Task description -> Take from the records below each line that holds "Groups".

======== Study material

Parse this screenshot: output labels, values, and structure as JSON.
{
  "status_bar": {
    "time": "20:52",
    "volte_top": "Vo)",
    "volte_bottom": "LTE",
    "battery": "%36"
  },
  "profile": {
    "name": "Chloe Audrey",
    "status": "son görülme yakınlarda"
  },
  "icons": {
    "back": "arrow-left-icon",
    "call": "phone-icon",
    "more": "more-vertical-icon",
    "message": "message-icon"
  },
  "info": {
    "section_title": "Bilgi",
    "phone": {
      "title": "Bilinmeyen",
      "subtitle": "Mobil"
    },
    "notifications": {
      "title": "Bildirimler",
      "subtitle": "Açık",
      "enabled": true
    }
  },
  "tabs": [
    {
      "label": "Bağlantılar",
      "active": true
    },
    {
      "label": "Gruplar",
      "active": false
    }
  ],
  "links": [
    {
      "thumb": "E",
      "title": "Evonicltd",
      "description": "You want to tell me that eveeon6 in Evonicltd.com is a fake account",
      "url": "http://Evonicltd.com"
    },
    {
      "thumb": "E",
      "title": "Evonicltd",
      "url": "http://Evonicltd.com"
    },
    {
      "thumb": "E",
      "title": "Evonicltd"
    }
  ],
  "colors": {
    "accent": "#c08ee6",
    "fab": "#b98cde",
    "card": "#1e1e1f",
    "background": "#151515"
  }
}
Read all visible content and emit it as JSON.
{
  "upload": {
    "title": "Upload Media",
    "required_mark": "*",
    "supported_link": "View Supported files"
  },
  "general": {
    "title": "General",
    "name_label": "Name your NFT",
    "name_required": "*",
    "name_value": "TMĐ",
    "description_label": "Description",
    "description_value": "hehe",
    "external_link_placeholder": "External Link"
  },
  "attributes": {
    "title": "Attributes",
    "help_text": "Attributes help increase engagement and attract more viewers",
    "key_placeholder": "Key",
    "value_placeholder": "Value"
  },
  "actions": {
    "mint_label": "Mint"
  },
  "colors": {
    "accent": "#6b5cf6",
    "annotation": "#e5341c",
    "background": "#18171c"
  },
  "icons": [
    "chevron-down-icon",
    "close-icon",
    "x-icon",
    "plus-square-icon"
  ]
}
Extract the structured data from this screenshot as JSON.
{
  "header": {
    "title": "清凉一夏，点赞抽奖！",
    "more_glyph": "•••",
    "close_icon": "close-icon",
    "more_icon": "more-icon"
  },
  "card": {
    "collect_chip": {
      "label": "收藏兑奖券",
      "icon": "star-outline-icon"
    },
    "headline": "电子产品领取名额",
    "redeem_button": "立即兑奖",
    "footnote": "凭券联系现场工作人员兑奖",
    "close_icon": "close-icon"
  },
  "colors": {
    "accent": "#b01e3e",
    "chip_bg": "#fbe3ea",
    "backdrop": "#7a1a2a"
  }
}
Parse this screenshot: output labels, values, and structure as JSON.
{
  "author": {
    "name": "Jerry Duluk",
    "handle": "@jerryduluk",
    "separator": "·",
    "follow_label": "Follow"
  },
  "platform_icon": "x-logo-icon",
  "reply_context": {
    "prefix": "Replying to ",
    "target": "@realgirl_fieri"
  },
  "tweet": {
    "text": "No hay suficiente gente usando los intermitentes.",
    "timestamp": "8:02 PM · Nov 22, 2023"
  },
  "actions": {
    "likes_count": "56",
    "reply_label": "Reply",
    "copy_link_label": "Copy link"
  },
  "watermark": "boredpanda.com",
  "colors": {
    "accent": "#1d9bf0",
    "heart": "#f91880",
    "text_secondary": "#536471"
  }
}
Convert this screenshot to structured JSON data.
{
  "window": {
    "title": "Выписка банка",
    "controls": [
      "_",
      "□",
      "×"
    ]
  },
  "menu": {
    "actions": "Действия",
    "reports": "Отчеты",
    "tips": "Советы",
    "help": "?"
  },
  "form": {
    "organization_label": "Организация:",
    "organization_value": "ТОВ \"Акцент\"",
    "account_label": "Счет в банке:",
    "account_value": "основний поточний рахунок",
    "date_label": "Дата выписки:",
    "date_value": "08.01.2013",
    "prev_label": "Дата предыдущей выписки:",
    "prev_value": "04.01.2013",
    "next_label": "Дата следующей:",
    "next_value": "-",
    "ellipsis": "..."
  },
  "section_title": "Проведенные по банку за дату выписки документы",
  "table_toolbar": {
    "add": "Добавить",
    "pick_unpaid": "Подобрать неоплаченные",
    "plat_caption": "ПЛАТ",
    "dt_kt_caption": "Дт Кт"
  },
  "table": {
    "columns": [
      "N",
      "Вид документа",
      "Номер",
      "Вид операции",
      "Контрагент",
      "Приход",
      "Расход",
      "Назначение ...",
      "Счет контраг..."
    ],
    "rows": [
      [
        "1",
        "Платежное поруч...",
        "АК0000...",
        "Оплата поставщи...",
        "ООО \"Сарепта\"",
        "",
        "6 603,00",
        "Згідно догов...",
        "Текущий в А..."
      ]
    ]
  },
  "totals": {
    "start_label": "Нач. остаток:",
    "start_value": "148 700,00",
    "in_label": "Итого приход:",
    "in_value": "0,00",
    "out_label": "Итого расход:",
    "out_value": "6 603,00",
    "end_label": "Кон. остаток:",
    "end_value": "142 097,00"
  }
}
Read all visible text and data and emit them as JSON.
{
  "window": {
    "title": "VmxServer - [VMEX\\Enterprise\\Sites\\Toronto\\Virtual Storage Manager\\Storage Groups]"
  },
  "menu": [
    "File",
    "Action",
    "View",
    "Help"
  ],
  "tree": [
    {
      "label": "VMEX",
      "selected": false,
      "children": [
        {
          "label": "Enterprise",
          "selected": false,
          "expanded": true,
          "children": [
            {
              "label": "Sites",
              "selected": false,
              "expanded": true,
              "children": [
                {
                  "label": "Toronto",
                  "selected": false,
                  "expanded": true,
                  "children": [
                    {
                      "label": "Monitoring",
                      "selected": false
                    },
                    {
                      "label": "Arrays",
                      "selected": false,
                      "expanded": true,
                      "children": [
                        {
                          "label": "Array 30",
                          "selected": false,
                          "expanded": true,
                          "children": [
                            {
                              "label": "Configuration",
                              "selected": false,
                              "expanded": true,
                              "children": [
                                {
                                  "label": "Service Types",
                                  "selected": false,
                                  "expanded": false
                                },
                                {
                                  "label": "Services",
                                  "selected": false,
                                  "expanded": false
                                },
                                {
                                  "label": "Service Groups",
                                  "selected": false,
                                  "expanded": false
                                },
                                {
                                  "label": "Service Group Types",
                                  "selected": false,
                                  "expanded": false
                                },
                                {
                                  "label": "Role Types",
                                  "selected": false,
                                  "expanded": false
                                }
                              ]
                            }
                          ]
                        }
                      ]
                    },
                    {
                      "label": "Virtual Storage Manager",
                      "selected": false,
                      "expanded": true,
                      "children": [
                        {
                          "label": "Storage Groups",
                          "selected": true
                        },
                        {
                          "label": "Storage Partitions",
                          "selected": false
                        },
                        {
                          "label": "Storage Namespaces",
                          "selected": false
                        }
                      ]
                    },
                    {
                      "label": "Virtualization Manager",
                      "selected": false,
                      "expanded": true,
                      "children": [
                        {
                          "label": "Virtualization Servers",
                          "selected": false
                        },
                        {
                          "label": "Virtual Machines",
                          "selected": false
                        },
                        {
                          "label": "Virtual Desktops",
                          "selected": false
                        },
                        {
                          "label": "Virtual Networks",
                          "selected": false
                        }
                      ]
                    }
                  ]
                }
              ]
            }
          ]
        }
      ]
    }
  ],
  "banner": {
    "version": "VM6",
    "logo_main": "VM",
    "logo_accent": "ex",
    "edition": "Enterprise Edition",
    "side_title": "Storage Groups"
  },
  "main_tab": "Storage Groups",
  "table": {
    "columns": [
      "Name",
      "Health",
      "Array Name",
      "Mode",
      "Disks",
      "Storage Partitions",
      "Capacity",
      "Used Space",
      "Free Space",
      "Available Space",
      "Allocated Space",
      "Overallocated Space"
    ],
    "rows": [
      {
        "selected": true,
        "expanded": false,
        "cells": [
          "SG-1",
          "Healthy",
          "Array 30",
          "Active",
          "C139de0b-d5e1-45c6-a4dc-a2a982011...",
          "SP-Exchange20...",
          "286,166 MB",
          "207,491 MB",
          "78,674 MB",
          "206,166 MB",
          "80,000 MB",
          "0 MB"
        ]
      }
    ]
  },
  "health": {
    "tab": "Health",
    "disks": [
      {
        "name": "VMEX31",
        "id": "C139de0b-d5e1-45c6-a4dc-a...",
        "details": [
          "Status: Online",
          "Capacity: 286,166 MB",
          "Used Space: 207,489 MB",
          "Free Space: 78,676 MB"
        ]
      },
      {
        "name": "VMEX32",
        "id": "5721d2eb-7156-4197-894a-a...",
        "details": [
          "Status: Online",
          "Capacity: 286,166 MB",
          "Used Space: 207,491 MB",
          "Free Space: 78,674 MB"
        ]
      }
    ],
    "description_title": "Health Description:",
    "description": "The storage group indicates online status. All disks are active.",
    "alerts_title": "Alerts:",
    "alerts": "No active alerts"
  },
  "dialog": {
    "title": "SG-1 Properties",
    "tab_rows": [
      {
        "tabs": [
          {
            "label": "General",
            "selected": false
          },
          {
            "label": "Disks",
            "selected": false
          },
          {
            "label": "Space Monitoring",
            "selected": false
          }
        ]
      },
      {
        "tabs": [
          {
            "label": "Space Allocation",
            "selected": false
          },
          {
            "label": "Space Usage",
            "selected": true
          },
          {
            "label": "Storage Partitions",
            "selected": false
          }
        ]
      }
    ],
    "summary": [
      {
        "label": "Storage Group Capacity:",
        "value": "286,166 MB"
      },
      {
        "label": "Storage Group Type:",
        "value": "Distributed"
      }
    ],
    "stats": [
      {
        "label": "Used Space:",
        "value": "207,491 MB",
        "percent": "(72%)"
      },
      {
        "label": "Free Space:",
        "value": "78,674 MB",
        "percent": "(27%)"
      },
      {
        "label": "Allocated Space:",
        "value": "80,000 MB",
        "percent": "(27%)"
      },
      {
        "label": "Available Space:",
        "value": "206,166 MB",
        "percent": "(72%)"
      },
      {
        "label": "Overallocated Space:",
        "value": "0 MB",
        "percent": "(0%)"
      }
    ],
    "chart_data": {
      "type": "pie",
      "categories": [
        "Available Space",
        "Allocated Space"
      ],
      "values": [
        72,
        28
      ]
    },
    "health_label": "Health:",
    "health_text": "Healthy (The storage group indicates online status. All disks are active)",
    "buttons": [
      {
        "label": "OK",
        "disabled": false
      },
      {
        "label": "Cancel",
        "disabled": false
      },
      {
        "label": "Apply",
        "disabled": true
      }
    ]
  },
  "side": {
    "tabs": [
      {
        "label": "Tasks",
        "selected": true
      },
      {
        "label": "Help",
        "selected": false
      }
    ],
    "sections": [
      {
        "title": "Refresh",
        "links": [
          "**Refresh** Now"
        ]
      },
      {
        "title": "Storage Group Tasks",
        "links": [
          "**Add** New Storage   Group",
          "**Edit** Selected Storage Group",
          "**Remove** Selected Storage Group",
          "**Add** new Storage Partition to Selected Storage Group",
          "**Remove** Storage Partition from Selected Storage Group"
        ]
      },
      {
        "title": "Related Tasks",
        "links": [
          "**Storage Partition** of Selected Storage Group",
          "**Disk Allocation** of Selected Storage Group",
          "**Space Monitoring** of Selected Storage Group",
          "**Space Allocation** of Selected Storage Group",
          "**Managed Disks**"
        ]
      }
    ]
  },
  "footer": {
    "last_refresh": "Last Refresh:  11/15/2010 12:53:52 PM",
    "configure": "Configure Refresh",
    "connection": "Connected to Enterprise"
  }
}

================

Answer to this task ->
    "title": "VmxServer - [VMEX\\Enterprise\\Sites\\Toronto\\Virtual Storage Manager\\Storage Groups]"
                                  "label": "Service Groups",
                          "label": "Storage Groups",
    "side_title": "Storage Groups"
  "main_tab": "Storage Groups",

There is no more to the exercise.